Monday, October 20, 2014

Vintage postcard: Wonderful place relax and read and book


This place looks inviting, doesn't it?

The undated old postcard (carte postale, actually) shows a view of a historic hotel in Dives-sur-Mer, a tiny commune with a population of about 6,000 in northwestern France. The ongoing claim to fame of area is that William the Conqueror (1028-1087) used its harbor to depart for the Norman conquest of England in 1066. (The conquest is depicted on the Bayeux Tapestry.)

Tourism is important for Dives-sur-Mer, though it's probably not a top destination for sight-seers in the Normandy region of France. It's more of an out-of-the-way stop. According to France This Way:
"Within Dives-sur-Mer the most interesting part for visitors is the sector called the 'Village of William the Conqueror', now a magnet for artists and artisans and with picturesque and often ornately decorated medieval half-timbered houses — or 19th century recreations of medieval style houses in some cases, when much of the centre was created, around the original 'auberge of the Royal Sword'

The 14th century market hall is the other main notable monument, still used for the Saturday market and with incredible carpentry work in the roof.Also on the market square you can see the 17th century Maison de Bois Hibout, a substantial stone manor house on five levels."
The credit on the back of this postcard states: "IMP.-PHOT. A. THIRIAT & cie, TOULOUSE".

Scholastic Fest: #7, A Chimp in the Family


  • Title: A Chimp in the Family
  • Author: Charlotte Becker (1907-1984)
  • Illustrator: Seymour Fleishman (1918-2012)
  • Publisher: Scholastic Book Services
  • Year: Eighth printing, September 1968
  • Excerpt:
    "Mr. Davis was walking up and down his pet store with a baby chimpanzee in his arms. He was trying to figure out what to do with the little ape.

    "That morning a sailor had sold Maggie to him. She came from the warm forests of faraway Africa. Sooner or later a circus or zoo or someone who liked unusual pets would buy Maggie. But, until then, the store was no place for her."1
  • Notes: And now for some monkey business. ... Charlotte Becker was a tough nut to crack when it came to Internet sleuthing.
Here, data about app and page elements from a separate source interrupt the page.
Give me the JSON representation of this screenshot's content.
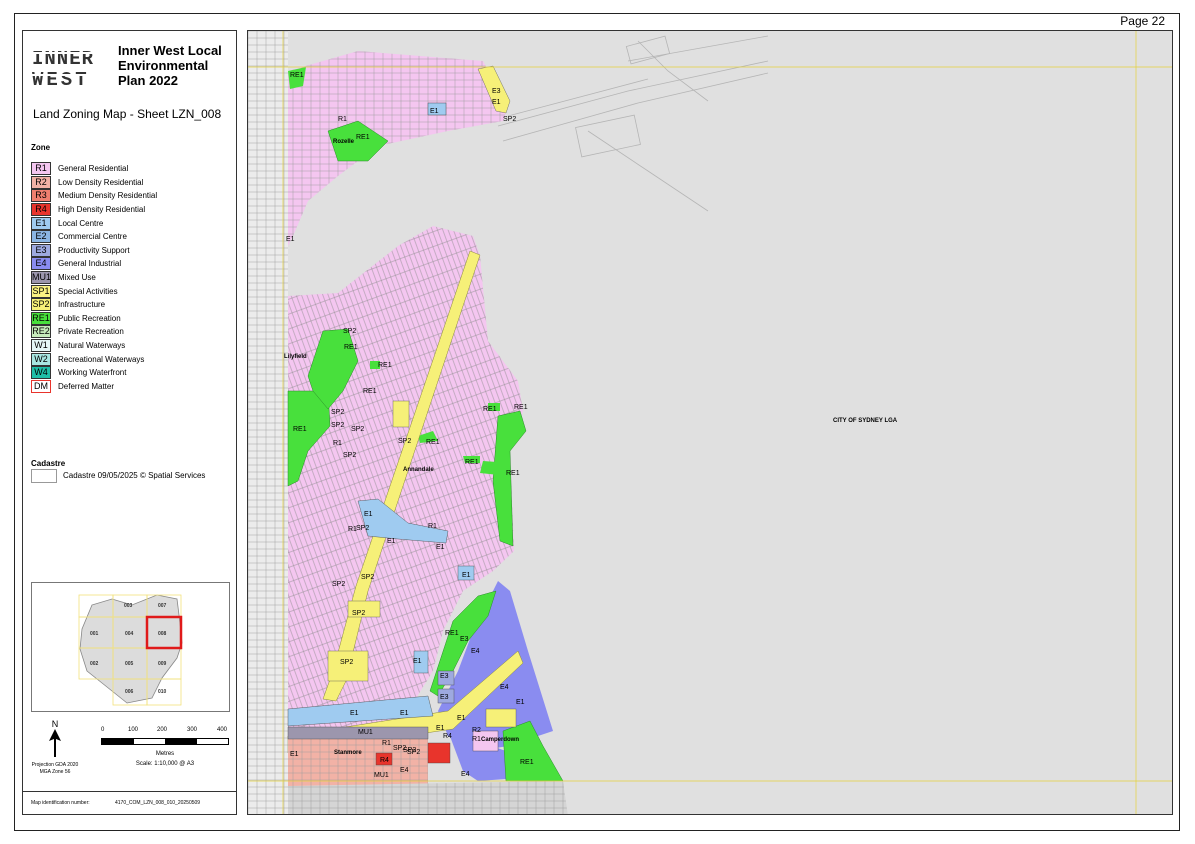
{
  "page": {
    "number_label": "Page 22"
  },
  "legend": {
    "logo_text": [
      "INNER",
      "WEST"
    ],
    "plan_title": "Inner West Local Environmental Plan 2022",
    "sheet_title": "Land Zoning Map - Sheet LZN_008",
    "zone_heading": "Zone",
    "zones": [
      {
        "code": "R1",
        "label": "General Residential",
        "color": "#f4c6f0"
      },
      {
        "code": "R2",
        "label": "Low Density Residential",
        "color": "#f2b2a6"
      },
      {
        "code": "R3",
        "label": "Medium Density Residential",
        "color": "#ef7f6f"
      },
      {
        "code": "R4",
        "label": "High Density Residential",
        "color": "#e8342c"
      },
      {
        "code": "E1",
        "label": "Local Centre",
        "color": "#9fcbf0"
      },
      {
        "code": "E2",
        "label": "Commercial Centre",
        "color": "#8bb5e3"
      },
      {
        "code": "E3",
        "label": "Productivity Support",
        "color": "#9ea9df"
      },
      {
        "code": "E4",
        "label": "General Industrial",
        "color": "#8a8cf0"
      },
      {
        "code": "MU1",
        "label": "Mixed Use",
        "color": "#9c96ad"
      },
      {
        "code": "SP1",
        "label": "Special Activities",
        "color": "#faf283"
      },
      {
        "code": "SP2",
        "label": "Infrastructure",
        "color": "#f6f078"
      },
      {
        "code": "RE1",
        "label": "Public Recreation",
        "color": "#48e03c"
      },
      {
        "code": "RE2",
        "label": "Private Recreation",
        "color": "#c7ebbb"
      },
      {
        "code": "W1",
        "label": "Natural Waterways",
        "color": "#e5f7f7"
      },
      {
        "code": "W2",
        "label": "Recreational Waterways",
        "color": "#a8e6e1"
      },
      {
        "code": "W4",
        "label": "Working Waterfront",
        "color": "#1fbfa8"
      },
      {
        "code": "DM",
        "label": "Deferred Matter",
        "color": "#ffffff"
      }
    ],
    "cadastre_heading": "Cadastre",
    "cadastre_label": "Cadastre 09/05/2025 © Spatial Services",
    "north_label": "N",
    "projection": [
      "Projection GDA 2020",
      "MGA Zone 56"
    ],
    "scale_ticks": [
      "0",
      "100",
      "200",
      "300",
      "400"
    ],
    "scale_unit": "Metres",
    "scale_text": "Scale: 1:10,000 @ A3",
    "map_id_label": "Map identification number:",
    "map_id_value": "4170_COM_LZN_008_010_20250509"
  },
  "keymap": {
    "sheets": [
      "001",
      "002",
      "003",
      "004",
      "005",
      "006",
      "007",
      "008",
      "009",
      "010"
    ],
    "highlight": "008"
  },
  "map": {
    "lga_label": "CITY OF SYDNEY LGA",
    "suburbs": [
      "Rozelle",
      "Lilyfield",
      "Annandale",
      "Stanmore",
      "Camperdown"
    ],
    "zone_labels": [
      "RE1",
      "R1",
      "RE1",
      "E1",
      "E3",
      "E1",
      "SP2",
      "E1",
      "RE1",
      "SP2",
      "RE1",
      "RE1",
      "SP2",
      "SP2",
      "R1",
      "RE1",
      "SP2",
      "SP2",
      "RE1",
      "RE1",
      "R1",
      "RE1",
      "RE1",
      "SP2",
      "RE1",
      "E1",
      "SP2",
      "R1",
      "E1",
      "E1",
      "E1",
      "SP2",
      "SP2",
      "E1",
      "SP2",
      "SP2",
      "RE1",
      "E3",
      "E4",
      "SP2",
      "E1",
      "E3",
      "E3",
      "E4",
      "E1",
      "E1",
      "E1",
      "MU1",
      "E1",
      "E1",
      "SP2",
      "R2",
      "R1",
      "R4",
      "R1",
      "R4",
      "SP2",
      "MU1",
      "E4",
      "E4",
      "RE1"
    ]
  }
}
It turns out, as far as I can figure, that she was more well known as an artist and illustrator than as an author. According to ArtPrice.com, she was born in 1907 in Dresden, Germany. At some point she married and became Charlotte Becker Cox. She "painted over a thousand magazine covers, art calendars and art prints, all of children." ... A Chimp in the Family was first published in 1953 by Julian Messner Inc. and, according to ArtPrice.com, Becker did her own illustrations for that first edition. ... The illustrator of this Scholastic edition, Seymour Fleishman, was well-remembered in his 2012 obituary in the Chicago Sun-Times, written by Maureen O'Donnell, whose lede states: "Seymour Fleishman’s books beckoned children to come inside and stay a while." Fleishman was a U.S. Army veteran, a newspaper and magazine artist, and the artist for about 80 children's books, the most famous of which might be Gus Was A Friendly Ghost. Fleishman had a parakeet named Piccolo in his studio. ... Finally, this edition of A Chimp in the Family comes with an inscription from one of its former owners, Linda Kay Linthurst, who wrote the following in careful, grade-school cursive: "I read it and it was very good about Peg, Tom, and Maggie."
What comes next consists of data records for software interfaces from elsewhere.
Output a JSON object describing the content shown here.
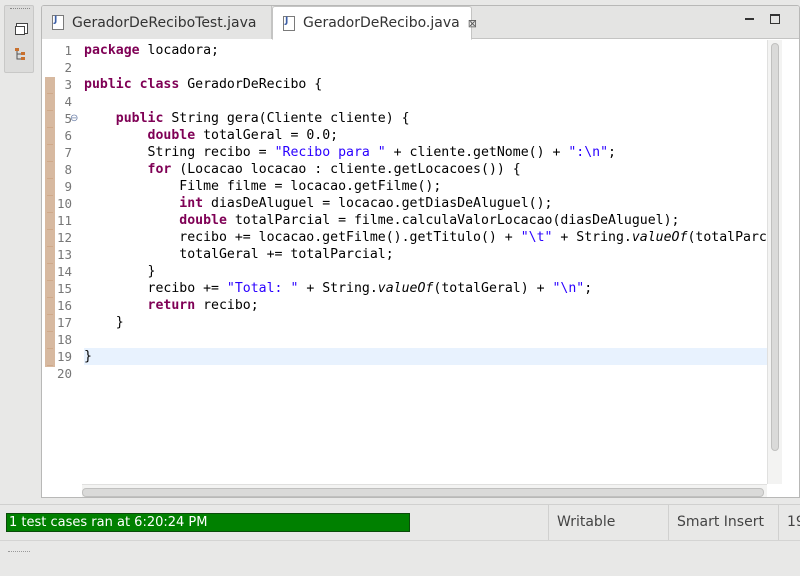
{
  "tabs": [
    {
      "label": "GeradorDeReciboTest.java",
      "active": false
    },
    {
      "label": "GeradorDeRecibo.java",
      "active": true,
      "close": "⊠"
    }
  ],
  "line_numbers": [
    "1",
    "2",
    "3",
    "4",
    "5",
    "6",
    "7",
    "8",
    "9",
    "10",
    "11",
    "12",
    "13",
    "14",
    "15",
    "16",
    "17",
    "18",
    "19",
    "20"
  ],
  "code_lines": [
    "package locadora;",
    "",
    "public class GeradorDeRecibo {",
    "",
    "    public String gera(Cliente cliente) {",
    "        double totalGeral = 0.0;",
    "        String recibo = \"Recibo para \" + cliente.getNome() + \":\\n\";",
    "        for (Locacao locacao : cliente.getLocacoes()) {",
    "            Filme filme = locacao.getFilme();",
    "            int diasDeAluguel = locacao.getDiasDeAluguel();",
    "            double totalParcial = filme.calculaValorLocacao(diasDeAluguel);",
    "            recibo += locacao.getFilme().getTitulo() + \"\\t\" + String.valueOf(totalParcial",
    "            totalGeral += totalParcial;",
    "        }",
    "        recibo += \"Total: \" + String.valueOf(totalGeral) + \"\\n\";",
    "        return recibo;",
    "    }",
    "",
    "}",
    ""
  ],
  "status": {
    "junit": "1 test cases ran at 6:20:24 PM",
    "writable": "Writable",
    "insert_mode": "Smart Insert",
    "position": "19"
  },
  "colors": {
    "keyword": "#7f0055",
    "string": "#2a00ff",
    "junit_pass": "#008000",
    "current_line": "#e8f2fe"
  }
}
Footnote
1. I hope current and future generations find the concepts of kidnapping and selling animals and sending them off to "life" in circuses and zoos as horrible as I do. Upon further review, I should not have ranked this book as highly as I did.